> [WHAT IS REQUIRED] Below are the entries; state how many of their lines contain the string "this", and nothing more.

> [INFORMATION]
=-=-=-=-=
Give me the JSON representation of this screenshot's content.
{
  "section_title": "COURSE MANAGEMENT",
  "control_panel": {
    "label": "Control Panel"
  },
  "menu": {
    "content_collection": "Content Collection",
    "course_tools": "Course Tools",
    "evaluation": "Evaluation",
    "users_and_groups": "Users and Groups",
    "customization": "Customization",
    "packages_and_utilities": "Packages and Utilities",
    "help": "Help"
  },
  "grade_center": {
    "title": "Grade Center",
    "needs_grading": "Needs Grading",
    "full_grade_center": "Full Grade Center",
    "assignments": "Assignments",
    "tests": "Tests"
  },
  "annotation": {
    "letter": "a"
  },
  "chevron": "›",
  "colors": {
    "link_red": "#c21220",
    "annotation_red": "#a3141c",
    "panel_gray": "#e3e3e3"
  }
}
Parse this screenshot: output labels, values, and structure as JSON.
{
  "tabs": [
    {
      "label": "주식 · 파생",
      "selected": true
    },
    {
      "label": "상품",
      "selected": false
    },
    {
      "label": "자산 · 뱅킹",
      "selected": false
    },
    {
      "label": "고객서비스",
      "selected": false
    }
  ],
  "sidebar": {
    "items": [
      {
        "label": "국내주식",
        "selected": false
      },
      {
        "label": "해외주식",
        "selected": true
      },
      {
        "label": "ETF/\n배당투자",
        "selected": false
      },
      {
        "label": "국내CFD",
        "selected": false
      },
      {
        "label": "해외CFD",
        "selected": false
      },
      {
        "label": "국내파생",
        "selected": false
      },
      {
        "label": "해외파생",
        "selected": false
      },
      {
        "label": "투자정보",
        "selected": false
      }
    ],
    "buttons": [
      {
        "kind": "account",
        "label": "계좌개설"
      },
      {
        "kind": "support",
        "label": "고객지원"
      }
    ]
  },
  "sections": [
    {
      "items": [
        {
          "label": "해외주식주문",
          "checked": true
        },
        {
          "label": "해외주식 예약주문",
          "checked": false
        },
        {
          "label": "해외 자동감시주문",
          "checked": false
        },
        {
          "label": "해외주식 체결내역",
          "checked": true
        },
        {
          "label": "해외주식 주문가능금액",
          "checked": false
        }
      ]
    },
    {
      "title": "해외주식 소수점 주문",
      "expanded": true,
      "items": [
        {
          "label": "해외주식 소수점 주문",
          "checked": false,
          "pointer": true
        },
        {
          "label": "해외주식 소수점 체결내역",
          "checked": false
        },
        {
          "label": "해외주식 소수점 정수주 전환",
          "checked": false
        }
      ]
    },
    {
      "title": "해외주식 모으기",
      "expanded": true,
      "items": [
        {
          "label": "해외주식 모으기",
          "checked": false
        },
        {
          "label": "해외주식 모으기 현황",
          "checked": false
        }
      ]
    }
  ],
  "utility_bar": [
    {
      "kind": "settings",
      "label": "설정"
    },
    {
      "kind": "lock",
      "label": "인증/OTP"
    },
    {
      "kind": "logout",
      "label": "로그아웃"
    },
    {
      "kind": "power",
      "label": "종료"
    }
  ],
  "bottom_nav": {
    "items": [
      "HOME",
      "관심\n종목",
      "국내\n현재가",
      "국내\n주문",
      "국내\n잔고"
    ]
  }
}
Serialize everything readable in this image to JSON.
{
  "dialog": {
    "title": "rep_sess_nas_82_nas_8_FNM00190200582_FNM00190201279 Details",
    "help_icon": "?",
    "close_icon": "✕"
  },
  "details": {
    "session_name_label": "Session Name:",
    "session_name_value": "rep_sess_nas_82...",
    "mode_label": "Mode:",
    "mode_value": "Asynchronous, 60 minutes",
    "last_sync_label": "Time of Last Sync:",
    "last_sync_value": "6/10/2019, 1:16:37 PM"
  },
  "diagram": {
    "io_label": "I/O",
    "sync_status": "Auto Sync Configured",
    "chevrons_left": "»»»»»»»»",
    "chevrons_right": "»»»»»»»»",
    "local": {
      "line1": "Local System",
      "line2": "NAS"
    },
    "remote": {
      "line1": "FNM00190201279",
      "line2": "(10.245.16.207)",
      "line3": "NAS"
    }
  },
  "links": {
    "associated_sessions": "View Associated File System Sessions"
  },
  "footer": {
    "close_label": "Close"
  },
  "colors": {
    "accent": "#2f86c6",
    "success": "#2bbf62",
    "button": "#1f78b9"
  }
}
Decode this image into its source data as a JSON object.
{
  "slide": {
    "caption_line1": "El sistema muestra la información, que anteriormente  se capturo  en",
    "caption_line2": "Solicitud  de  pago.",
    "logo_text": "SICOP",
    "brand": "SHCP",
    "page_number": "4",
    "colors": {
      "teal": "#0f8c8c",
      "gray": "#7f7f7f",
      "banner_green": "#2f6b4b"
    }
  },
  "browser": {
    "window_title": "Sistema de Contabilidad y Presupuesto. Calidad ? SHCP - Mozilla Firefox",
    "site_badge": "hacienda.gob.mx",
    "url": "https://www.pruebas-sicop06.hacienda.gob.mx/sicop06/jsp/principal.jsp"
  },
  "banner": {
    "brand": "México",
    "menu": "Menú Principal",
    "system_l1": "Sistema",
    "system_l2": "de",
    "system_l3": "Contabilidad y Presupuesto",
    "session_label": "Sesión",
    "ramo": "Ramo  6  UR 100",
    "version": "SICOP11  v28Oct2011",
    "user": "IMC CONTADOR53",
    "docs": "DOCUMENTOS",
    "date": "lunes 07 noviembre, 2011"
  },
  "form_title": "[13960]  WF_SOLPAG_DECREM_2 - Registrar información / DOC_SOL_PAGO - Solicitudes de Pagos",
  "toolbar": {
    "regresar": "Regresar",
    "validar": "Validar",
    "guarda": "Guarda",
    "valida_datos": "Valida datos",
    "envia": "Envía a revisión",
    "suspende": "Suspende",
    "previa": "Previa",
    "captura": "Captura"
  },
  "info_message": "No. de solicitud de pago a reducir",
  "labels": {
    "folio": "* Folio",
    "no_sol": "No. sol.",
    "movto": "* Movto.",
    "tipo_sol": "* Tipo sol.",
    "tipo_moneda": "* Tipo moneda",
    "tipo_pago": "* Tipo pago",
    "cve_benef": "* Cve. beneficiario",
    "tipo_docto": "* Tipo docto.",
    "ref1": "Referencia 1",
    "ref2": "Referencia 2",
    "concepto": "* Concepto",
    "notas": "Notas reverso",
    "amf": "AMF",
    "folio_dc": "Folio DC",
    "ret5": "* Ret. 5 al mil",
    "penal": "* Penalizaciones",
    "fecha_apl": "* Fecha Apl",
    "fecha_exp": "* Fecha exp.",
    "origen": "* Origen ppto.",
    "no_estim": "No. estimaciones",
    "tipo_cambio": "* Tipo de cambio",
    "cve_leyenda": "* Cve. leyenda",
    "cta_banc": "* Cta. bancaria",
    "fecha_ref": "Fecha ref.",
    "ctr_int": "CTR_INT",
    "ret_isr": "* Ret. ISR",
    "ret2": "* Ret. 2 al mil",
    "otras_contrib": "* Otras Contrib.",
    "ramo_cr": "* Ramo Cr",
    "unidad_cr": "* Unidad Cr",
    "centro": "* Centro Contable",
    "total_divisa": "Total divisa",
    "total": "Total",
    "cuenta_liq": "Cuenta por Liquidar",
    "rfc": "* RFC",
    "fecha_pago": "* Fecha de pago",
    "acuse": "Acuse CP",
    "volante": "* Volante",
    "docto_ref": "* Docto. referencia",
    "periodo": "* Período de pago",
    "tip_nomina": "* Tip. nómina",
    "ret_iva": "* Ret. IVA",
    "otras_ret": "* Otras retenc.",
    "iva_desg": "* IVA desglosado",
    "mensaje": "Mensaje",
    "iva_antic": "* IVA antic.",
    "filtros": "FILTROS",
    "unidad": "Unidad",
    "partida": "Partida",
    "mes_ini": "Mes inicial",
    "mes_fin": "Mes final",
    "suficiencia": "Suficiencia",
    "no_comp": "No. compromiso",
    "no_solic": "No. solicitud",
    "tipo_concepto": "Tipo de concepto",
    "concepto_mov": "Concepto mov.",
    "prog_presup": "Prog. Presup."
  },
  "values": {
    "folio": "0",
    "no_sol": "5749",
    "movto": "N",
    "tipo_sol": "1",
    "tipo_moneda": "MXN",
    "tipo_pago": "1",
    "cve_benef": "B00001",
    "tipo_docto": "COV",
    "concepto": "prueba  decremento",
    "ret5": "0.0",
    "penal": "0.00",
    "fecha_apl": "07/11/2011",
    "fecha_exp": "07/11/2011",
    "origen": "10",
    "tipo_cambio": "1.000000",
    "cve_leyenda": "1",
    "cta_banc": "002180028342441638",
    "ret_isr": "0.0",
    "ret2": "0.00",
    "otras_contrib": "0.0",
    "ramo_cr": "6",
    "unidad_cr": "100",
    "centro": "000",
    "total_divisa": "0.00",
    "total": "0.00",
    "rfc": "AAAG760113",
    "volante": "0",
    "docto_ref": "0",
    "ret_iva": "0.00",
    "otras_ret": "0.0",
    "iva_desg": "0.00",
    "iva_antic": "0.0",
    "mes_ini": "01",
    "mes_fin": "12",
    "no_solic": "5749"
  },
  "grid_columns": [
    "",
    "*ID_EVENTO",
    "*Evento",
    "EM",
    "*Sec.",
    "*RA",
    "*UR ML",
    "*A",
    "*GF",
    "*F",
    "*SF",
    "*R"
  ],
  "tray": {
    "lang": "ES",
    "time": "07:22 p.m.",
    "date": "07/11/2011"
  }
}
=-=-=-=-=
> [FINISHED TASK] 4